The CITES Secretary-General’s certificates of commendation Why are these allowed to be awarded “at the discretion of the Secretary-General”? Not very democratic is it? Some question why awards in recent times have been given to China and South Africa – not exactly pillars of good conservation and known for their adherence to the convention – are they? Why shouldn’t others have a say about who, if anyone, should receive an award?

Huge forest under threat from ‘unsuitable’ oil palm. SABAH / MALAYSIA

Tens, maybe hundreds of thousands of pounds spent on yet another conference when rangers on the front line are starved of food, money and arms. Is it any wonder elephants are being poached? When did you last hear of a conference (talking shop) saving even one elephant?

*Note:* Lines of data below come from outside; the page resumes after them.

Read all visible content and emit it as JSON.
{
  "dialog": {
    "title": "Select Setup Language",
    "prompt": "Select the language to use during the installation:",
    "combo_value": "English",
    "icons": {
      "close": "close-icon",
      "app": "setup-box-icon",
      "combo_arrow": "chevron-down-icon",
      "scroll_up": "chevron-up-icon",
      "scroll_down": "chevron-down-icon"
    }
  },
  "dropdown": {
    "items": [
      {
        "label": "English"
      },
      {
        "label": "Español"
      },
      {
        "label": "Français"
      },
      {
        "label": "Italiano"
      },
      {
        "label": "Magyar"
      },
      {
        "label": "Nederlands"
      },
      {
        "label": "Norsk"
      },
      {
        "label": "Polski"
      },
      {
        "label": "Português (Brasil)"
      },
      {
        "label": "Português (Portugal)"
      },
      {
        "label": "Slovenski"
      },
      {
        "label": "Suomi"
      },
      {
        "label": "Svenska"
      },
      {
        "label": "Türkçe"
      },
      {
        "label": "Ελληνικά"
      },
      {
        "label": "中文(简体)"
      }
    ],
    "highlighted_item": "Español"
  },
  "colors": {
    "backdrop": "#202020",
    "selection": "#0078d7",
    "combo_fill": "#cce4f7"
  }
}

MALAWI: ‘He said the government is aware of the dire conditions of service facing the game rangers and will work to improve them. Among other problems, game rangers in Malawi are poorly paid, poorly armed and poorly motivated.’

Two elephants shot and killed, locals sliced them up for meat. ZIMBABWE

Conservationists blast massive slaughter of wildlife at Mugabe’s birthday bash

Drones, satellites, and maths take down poachers in South Africa

India: Shrinking forests bring the endangered tiger into confrontation with humans

London Conference on the Illegal Wildlife Trade 2014 ONE YEAR ON FROM THIS ‘MEGA’ CONFERENCE AND – WHAT’S CHANEGD FOR THE BETTER? Can you think of a single thing? What has the Prince’s new organisation set up at the time, done? – you have heard of it, haven’t you?

South African hunters say no to golden gnus, black impalas – See more at:

Contraband Ivory Still At Customs. SRI LANKA

Kids Against Palm Oil: Inspiring young minds with sustainability. THAILAND – See more at:

Road to recovery: Abused and malnourished orangutan back on form after being rescued by charity

State police marks first wildlife offense prosecution

Dubai Safari will replace the existing small zoo

32 hill mynahs seized, 2 smugglers held. INDIA

Glenn McGrath says he ‘deeply regrets’ involvement in hunting trip to Zimbabwe Pictures emerge of legendary Australian bowler with dead bodies of buffalo and hyenas as well as two elephant tusks

5-year-old male elephant found dead. INDIA

‘Extreme conservation’ saves mountain gorillas from extinction

What circus handler is accused of doing to elephant will make your blood boil

11 Arrested Over Illegal Forest Clearing in Riau

Illegal forest clearing for plantations is a major problem for Indonesia. (AFP Photo/Chaideer Mahyuddin)

When is a forest not a forest? When it’s a plantation

Illegal loggers are terrorists, says minister. INDONESIA

West Bengal mulls two-way approach to stop rhino-poaching

Elephant Tusks Seized, One Held. INDIA

Anti-timber mafia action supported. PAKISTAN

Birds at risk from ‘rampant’ poaching on Chilika Lagoon
Read more:

Radical transparency: Tracking deforestation through satellite imagery (NA comment: check out the lead photo)

Cambodia’s News Blackmailers Hundreds of Cambodian journalists make a living by uncovering news and then extorting bribes to bury the story.

The struggle to save the ‘Congolese unicorn’

An okapi or forest giraffe in the wild. Okapi are shy creatures, rarely seen by humans in their natural habitat. George Holton / Science Source